“Wait, wait, wait,” Magla said as he struggled to stay Helesdir’s hand. He finally ripped the hammer out of Helesdir’s hand and held it in his. He began to talk before he felt how nice the hammer felt in his hand. The then continued, “You said you would need a person to help you on your decisions. I know now is the best time for that. Are you willing to kill Teryndir for his crimes? Estonethiel was right. And I would go even further. If we were to murder him in this state he is in right now, we would be no better than that which consumed Teryndir.” He looked at Theomin and continued, “What if Theomin is right. He may have evolved. He may have changed his ways after what happened with Nanglengon. If we killed him now, we would never know that. He may be up to one of his schemes but we would never know that. Or,” he looked at Eotheron and Helesdir who looked beaten, “or he may be our closest ally against what ever else we face in the future. He is Theomin’s and Sergee’s brother. We cannot take their brother away from them, no matter how we feel about him. I know Sergee saw the good in him and now Theomin sees the good in him too. I have not seen it but I believe. At least I have evolved on that.” He looked at Helesdir and Eotheron who looked at Magla with disbelief. “Now if you will excuse Theomin and I, we need to bring Teryndir to be healed. It may not be your way, but it is the right way.”
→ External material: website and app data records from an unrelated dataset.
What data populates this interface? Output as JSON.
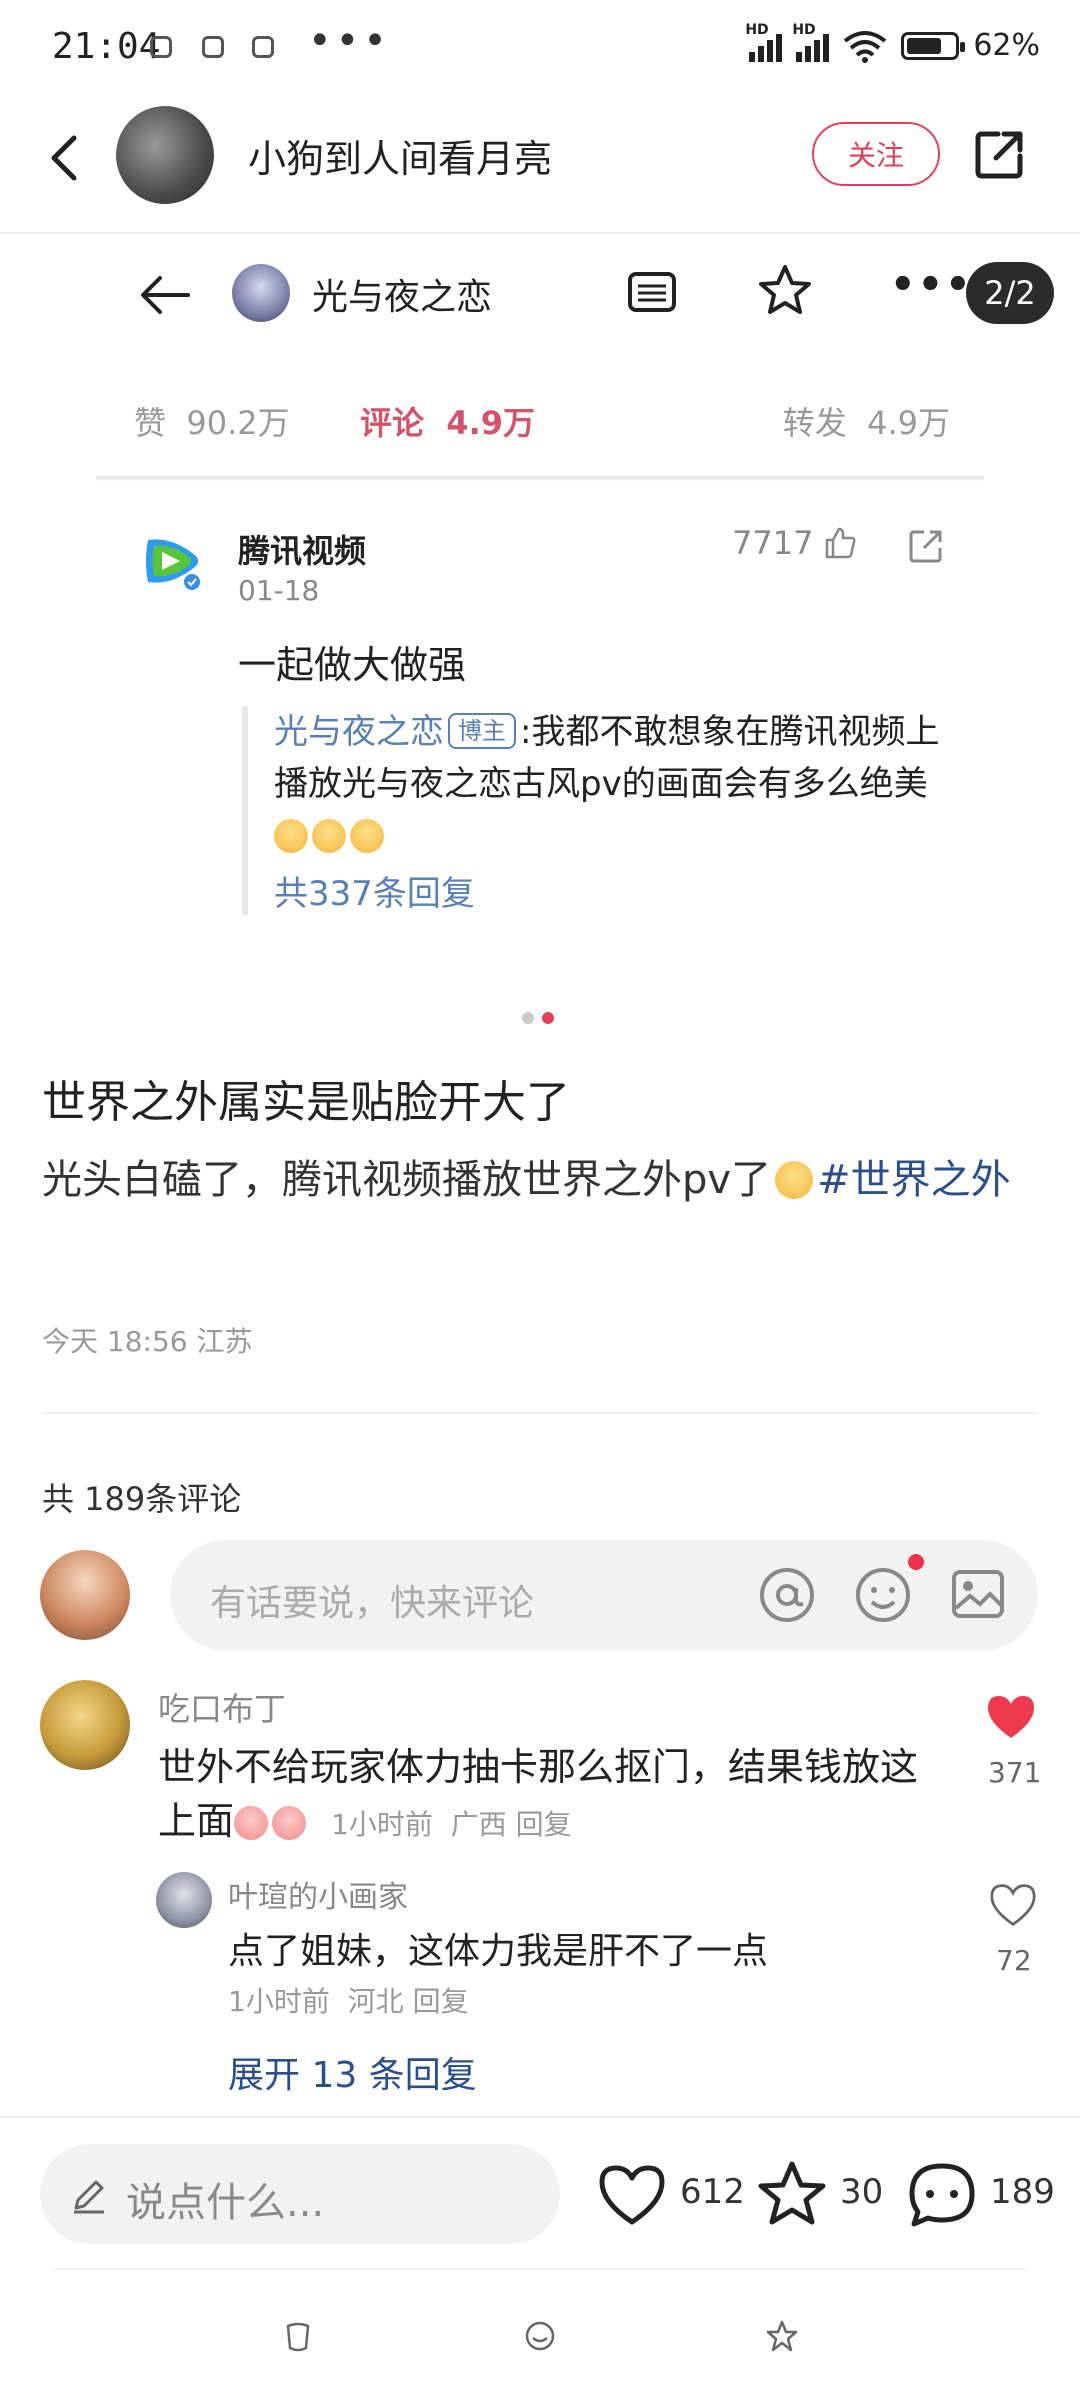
{
  "status_bar": {
    "time": "21:04",
    "dots": "•••",
    "battery": "62%"
  },
  "header": {
    "username": "小狗到人间看月亮",
    "follow_label": "关注"
  },
  "embedded": {
    "title": "光与夜之恋",
    "page": "2/2",
    "more": "•••",
    "stats": {
      "like_label": "赞",
      "like_value": "90.2万",
      "comment_label": "评论",
      "comment_value": "4.9万",
      "repost_label": "转发",
      "repost_value": "4.9万"
    },
    "comment": {
      "author": "腾讯视频",
      "date": "01-18",
      "likes": "7717",
      "text": "一起做大做强",
      "quote": {
        "author": "光与夜之恋",
        "tag": "博主",
        "separator": ":",
        "text": "我都不敢想象在腾讯视频上播放光与夜之恋古风pv的画面会有多么绝美",
        "replies": "共337条回复"
      }
    }
  },
  "post": {
    "title": "世界之外属实是贴脸开大了",
    "body": "光头白磕了，腾讯视频播放世界之外pv了",
    "hashtag": "#世界之外",
    "time": "今天 18:56",
    "location": "江苏"
  },
  "comments_section": {
    "count_label": "共 189条评论",
    "input_placeholder": "有话要说，快来评论",
    "items": [
      {
        "author": "吃口布丁",
        "text": "世外不给玩家体力抽卡那么抠门，结果钱放这上面",
        "time": "1小时前",
        "location": "广西",
        "reply_label": "回复",
        "likes": "371",
        "liked": true
      }
    ],
    "reply": {
      "author": "叶瑄的小画家",
      "text": "点了姐妹，这体力我是肝不了一点",
      "time": "1小时前",
      "location": "河北",
      "reply_label": "回复",
      "likes": "72"
    },
    "expand_label": "展开 13 条回复"
  },
  "bottom_bar": {
    "placeholder": "说点什么...",
    "likes": "612",
    "stars": "30",
    "comments": "189"
  },
  "colors": {
    "accent": "#e0405a",
    "link": "#2b4f8a",
    "quote_link": "#5a7fb5"
  },
  "icons": [
    "back-icon",
    "share-icon",
    "list-icon",
    "star-icon",
    "thumb-icon",
    "at-icon",
    "emoji-icon",
    "image-icon",
    "heart-icon",
    "pen-icon",
    "comment-icon"
  ]
}
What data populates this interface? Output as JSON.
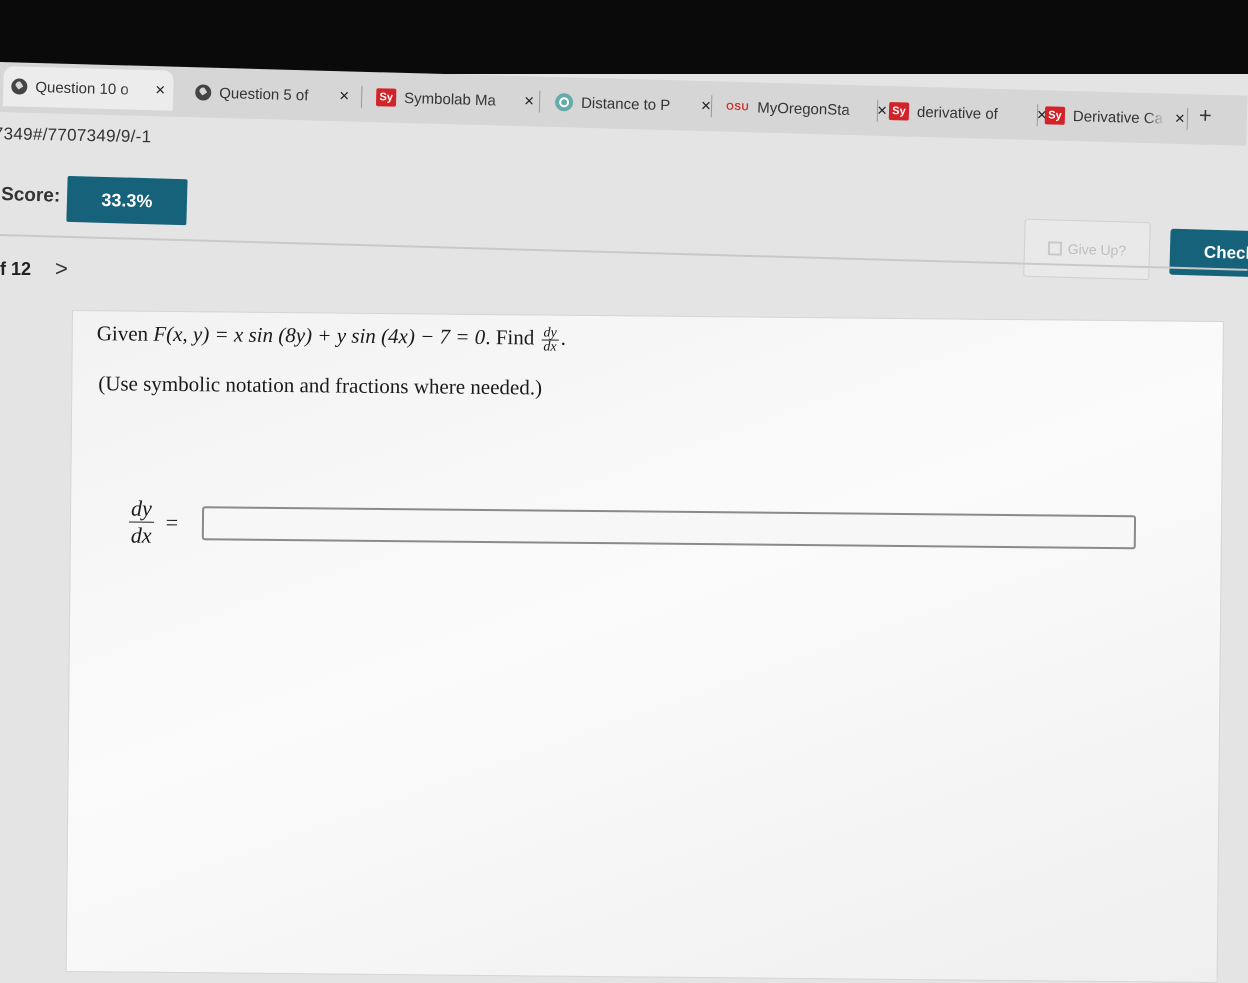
{
  "browser": {
    "tabs": [
      {
        "title": "Question 10 o",
        "icon": "globe-icon",
        "active": true
      },
      {
        "title": "Question 5 of",
        "icon": "globe-icon",
        "active": false
      },
      {
        "title": "Symbolab Ma",
        "icon": "symbolab-icon",
        "active": false
      },
      {
        "title": "Distance to P",
        "icon": "openai-icon",
        "active": false
      },
      {
        "title": "MyOregonSta",
        "icon": "osu-icon",
        "active": false
      },
      {
        "title": "derivative of",
        "icon": "symbolab-icon",
        "active": false
      },
      {
        "title": "Derivative Ca",
        "icon": "symbolab-icon",
        "active": false
      }
    ],
    "symbolab_badge": "Sy",
    "osu_badge": "OSU",
    "new_tab": "+",
    "close_glyph": "×",
    "url": "7349#/7707349/9/-1"
  },
  "score": {
    "label": "Score:",
    "value": "33.3%"
  },
  "actions": {
    "give_up": "Give Up?",
    "check": "Check"
  },
  "nav": {
    "position": "f 12",
    "next": ">"
  },
  "question": {
    "given": "Given ",
    "equation": "F(x, y) = x sin (8y) + y sin (4x) − 7 = 0",
    "find": ". Find ",
    "frac_num": "dy",
    "frac_den": "dx",
    "end": ".",
    "instructions": "(Use symbolic notation and fractions where needed.)"
  },
  "answer": {
    "lhs_num": "dy",
    "lhs_den": "dx",
    "equals": "=",
    "value": ""
  },
  "colors": {
    "accent": "#16627a",
    "symbolab": "#d2232a"
  }
}
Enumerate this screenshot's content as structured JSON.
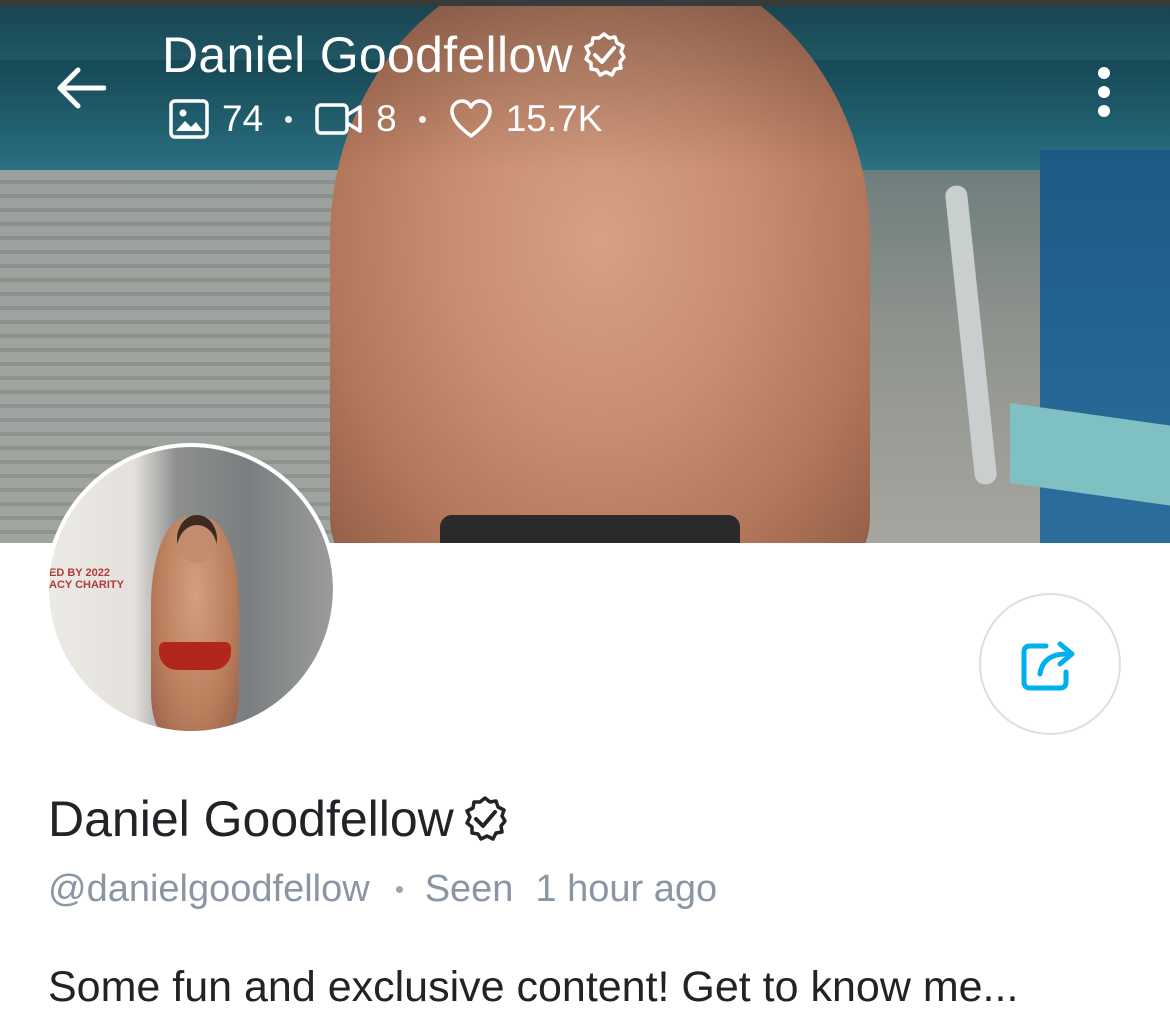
{
  "header": {
    "title": "Daniel Goodfellow",
    "stats": {
      "photos": "74",
      "videos": "8",
      "likes": "15.7K"
    }
  },
  "profile": {
    "name": "Daniel Goodfellow",
    "username": "@danielgoodfellow",
    "seen_label": "Seen",
    "seen_time": "1 hour ago",
    "bio": "Some fun and exclusive content! Get to know me..."
  },
  "avatar": {
    "sign_text": "ED BY 2022\nACY CHARITY"
  },
  "icons": {
    "back": "arrow-left-icon",
    "verified": "verified-badge-icon",
    "photos": "image-icon",
    "videos": "video-camera-icon",
    "likes": "heart-icon",
    "more": "more-vertical-icon",
    "share": "share-icon"
  },
  "colors": {
    "accent": "#00aff0",
    "text_primary": "#222326",
    "text_secondary": "#8a96a3"
  }
}
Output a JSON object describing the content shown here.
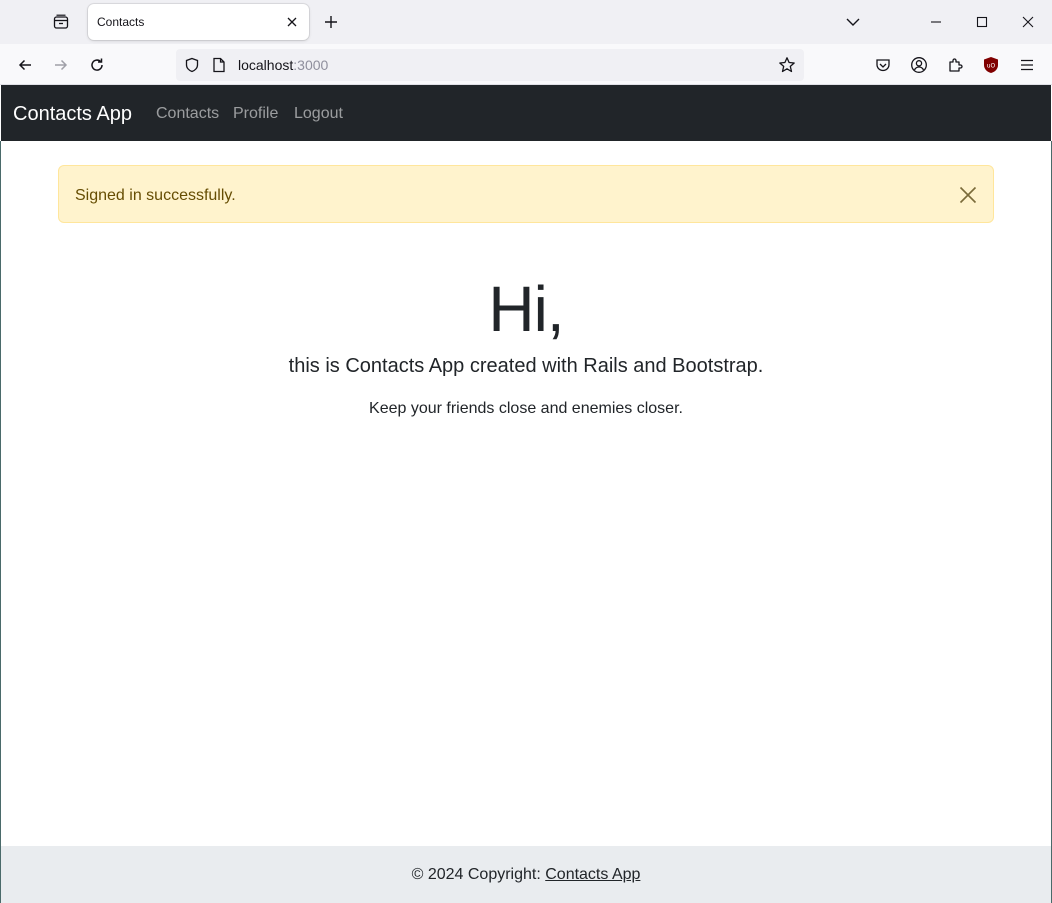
{
  "browser": {
    "tab_title": "Contacts",
    "url_host": "localhost",
    "url_port": ":3000",
    "icons": [
      "tab-list-icon",
      "close-icon",
      "plus-icon",
      "chevron-down-icon",
      "minimize-icon",
      "maximize-icon",
      "close-window-icon",
      "back-icon",
      "forward-icon",
      "reload-icon",
      "shield-icon",
      "page-icon",
      "star-icon",
      "pocket-icon",
      "account-icon",
      "extensions-icon",
      "ublock-icon",
      "menu-icon"
    ]
  },
  "navbar": {
    "brand": "Contacts App",
    "links": [
      "Contacts",
      "Profile",
      "Logout"
    ]
  },
  "alert": {
    "message": "Signed in successfully."
  },
  "hero": {
    "title": "Hi,",
    "lead": "this is Contacts App created with Rails and Bootstrap.",
    "subtitle": "Keep your friends close and enemies closer."
  },
  "footer": {
    "prefix": "© 2024 Copyright: ",
    "link": "Contacts App"
  },
  "colors": {
    "navbar_bg": "#212529",
    "alert_bg": "#fff3cd",
    "alert_text": "#664d03",
    "footer_bg": "#e9ecef"
  }
}
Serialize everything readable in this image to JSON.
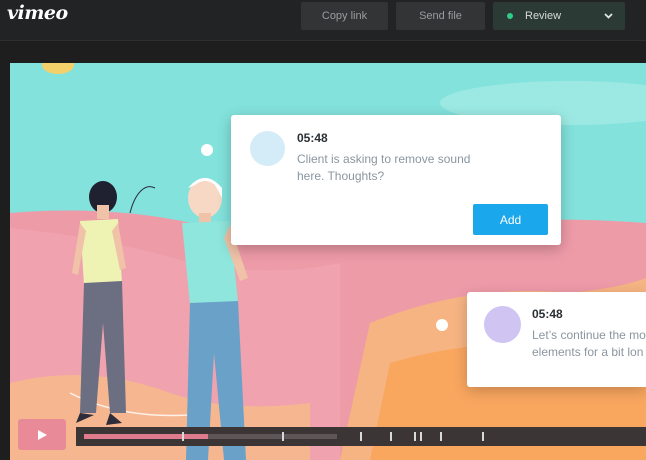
{
  "header": {
    "logo": "vimeo",
    "copy_link_label": "Copy link",
    "send_file_label": "Send file",
    "review_label": "Review",
    "review_status_color": "#2ecc87"
  },
  "comments": [
    {
      "time": "05:48",
      "text": "Client is asking to remove sound here. Thoughts?",
      "add_label": "Add",
      "avatar_color": "#d3ecf8"
    },
    {
      "time": "05:48",
      "text_line1": "Let’s continue the mo",
      "text_line2": "elements for a bit lon",
      "avatar_color": "#d0c4f3"
    }
  ],
  "player": {
    "play_icon": "play-icon",
    "progress_fraction": 0.22,
    "buffered_fraction": 0.45,
    "accent_color": "#e07b8d"
  }
}
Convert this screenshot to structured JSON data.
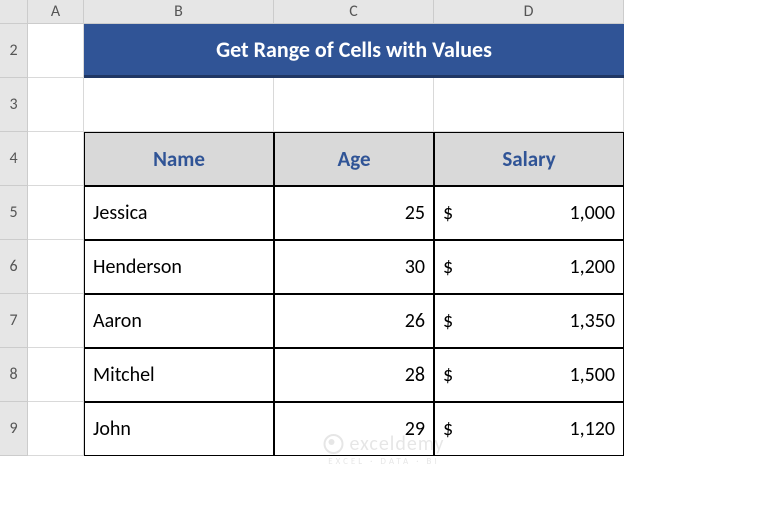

With that he and Theomin pulled Teryndir off Bragga and placed him on the shield of Sylderan. Both Magla and Theomin carried Teryndir to the crafter’s court of the compound accompanied by Sylderan. Magla carried the shield at the feet of Teryndir and Theomin at the head. Teryndir was pale and unresponsive. His eyes were open, looking up at the sky as his puples were dialated fully. His mouth was agape and his breathe was labored as he weezed as he breathed. Sweat poured from his brow and his hair was also wet from his sweat. They knew not whether Teryndir heard the whole argument, and only time would tell if he did.